However, when it comes time to call in sick because I’m actually sick, I usually cannot shake that nagging feeling of guilt; today was no exception. I felt off all day yesterday, but as I was getting ready for bed I got sick to my stomach. My mother had a stomach bug over the weekend, and I spent time with her, so I guess I shouldn’t be that surprised. In addition to (or perhaps because of) the icky stomach, I found myself unable to fall asleep. I was hot and jittery, not to mention wide-awake until about 4:30 a.m.

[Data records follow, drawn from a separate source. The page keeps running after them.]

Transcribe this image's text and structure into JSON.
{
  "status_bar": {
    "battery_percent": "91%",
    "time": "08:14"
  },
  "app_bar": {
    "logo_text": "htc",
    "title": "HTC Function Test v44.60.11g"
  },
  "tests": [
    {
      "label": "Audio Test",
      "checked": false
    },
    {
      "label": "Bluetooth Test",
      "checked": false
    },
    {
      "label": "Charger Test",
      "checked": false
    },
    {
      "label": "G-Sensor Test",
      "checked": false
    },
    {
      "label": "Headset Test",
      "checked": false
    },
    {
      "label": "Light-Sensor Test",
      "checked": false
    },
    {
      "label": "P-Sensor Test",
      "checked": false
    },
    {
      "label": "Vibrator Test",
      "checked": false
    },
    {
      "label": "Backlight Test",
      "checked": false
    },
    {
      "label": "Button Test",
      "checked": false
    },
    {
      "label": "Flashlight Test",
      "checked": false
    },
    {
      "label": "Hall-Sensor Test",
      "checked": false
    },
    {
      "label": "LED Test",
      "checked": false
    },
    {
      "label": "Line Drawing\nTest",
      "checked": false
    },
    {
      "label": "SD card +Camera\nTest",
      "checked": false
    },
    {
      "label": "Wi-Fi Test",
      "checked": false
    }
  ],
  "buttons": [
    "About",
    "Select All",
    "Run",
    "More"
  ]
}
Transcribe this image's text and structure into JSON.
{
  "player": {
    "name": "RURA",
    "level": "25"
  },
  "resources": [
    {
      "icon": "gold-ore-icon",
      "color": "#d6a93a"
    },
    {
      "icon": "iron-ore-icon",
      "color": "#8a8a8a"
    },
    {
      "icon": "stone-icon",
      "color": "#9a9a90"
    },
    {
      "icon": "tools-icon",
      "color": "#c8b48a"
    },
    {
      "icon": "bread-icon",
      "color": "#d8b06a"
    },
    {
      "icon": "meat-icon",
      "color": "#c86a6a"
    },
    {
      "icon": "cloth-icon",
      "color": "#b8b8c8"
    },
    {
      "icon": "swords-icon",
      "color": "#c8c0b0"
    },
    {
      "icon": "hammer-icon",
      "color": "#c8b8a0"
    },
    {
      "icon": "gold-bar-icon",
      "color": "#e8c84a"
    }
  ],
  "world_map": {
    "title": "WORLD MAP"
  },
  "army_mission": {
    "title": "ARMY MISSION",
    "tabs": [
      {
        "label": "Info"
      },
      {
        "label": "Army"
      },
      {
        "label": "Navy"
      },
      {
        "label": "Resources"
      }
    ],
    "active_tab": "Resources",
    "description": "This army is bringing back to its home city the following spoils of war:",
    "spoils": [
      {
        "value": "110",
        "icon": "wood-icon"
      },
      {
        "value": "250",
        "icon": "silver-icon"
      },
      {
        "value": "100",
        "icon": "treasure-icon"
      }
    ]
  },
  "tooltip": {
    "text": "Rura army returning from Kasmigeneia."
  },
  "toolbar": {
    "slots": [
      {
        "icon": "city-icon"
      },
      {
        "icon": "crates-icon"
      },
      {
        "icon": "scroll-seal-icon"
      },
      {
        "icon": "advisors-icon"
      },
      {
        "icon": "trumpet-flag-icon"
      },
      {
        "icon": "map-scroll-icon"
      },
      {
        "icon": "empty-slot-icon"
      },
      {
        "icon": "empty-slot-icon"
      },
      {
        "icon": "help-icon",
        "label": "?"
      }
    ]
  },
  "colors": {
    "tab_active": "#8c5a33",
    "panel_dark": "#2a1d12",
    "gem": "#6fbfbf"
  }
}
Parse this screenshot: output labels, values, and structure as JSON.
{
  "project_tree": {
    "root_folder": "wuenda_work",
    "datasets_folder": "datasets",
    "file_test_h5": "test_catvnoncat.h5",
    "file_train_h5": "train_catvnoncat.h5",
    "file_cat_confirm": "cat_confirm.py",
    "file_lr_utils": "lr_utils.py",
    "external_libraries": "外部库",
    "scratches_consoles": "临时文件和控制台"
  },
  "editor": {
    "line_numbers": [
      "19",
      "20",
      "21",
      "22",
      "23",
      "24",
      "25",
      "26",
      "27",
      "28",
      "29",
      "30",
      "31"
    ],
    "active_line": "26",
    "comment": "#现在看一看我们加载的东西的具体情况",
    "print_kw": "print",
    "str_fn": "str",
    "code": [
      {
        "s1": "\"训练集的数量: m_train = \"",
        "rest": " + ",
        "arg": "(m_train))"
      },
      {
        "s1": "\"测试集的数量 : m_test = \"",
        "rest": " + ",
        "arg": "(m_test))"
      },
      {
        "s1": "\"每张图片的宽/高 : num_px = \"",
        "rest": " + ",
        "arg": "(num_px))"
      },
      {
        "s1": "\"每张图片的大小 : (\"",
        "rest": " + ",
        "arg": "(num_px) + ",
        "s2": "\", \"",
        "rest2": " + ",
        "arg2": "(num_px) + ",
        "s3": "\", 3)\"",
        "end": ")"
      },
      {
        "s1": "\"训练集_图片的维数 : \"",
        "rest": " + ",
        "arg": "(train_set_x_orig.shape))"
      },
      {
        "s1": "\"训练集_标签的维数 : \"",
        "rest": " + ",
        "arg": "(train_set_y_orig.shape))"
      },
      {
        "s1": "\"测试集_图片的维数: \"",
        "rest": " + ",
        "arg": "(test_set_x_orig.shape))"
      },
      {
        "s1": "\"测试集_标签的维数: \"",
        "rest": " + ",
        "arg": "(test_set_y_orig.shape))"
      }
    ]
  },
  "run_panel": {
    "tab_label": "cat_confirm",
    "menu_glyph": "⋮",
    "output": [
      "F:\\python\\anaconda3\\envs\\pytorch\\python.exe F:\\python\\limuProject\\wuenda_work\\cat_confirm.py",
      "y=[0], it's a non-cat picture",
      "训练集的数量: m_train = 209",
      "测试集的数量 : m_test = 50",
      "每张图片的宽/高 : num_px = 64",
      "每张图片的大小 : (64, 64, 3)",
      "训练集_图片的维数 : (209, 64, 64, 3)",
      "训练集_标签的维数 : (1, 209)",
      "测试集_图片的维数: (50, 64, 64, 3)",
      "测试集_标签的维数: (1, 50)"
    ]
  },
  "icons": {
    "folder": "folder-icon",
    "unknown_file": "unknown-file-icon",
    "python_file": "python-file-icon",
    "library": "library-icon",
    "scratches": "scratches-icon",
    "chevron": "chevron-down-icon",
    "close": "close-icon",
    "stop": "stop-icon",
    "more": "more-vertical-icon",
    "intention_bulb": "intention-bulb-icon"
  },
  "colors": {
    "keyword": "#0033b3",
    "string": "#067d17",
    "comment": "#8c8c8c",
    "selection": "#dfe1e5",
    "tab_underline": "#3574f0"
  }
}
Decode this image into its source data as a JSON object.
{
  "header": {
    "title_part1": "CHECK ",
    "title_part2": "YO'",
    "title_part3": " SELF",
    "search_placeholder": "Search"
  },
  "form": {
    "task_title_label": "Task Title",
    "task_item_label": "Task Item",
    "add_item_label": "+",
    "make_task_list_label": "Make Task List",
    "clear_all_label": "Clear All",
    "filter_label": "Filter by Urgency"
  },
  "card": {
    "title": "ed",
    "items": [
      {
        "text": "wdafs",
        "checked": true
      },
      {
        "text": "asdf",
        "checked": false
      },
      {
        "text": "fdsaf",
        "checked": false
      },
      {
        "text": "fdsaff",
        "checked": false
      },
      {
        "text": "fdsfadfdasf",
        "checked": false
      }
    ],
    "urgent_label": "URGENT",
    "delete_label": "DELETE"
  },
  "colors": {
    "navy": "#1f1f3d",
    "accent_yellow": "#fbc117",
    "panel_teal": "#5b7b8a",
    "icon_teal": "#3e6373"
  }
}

So when my alarm went off at seven, I vaguely remember waking up, resetting it for eight, and falling back asleep. At eight I woke up and emailed my boss to tell her about what was going on and to apologize. After that I laid on my bed feeling guilty and watching T.V. until I drifted off to sleep again.

I didn’t do much else all day, and eventually I stopped feeling so guilty. I wish I understood why I get that way. I guess I just don’t want to let anyone down. If I’m having a planned day-off, I feel like I’ve taken care of things beforehand: tied up my lose ends at work, given everyone anything they needed from me, picked a slow, relatively harmless day, etc. But when I get sick out of the blue I haven’t planned anything, and though I’m sure the world can turn without me for one day, I hate to think that I had to make anyone’s life more difficult.

Perhaps I have some control issues. 😉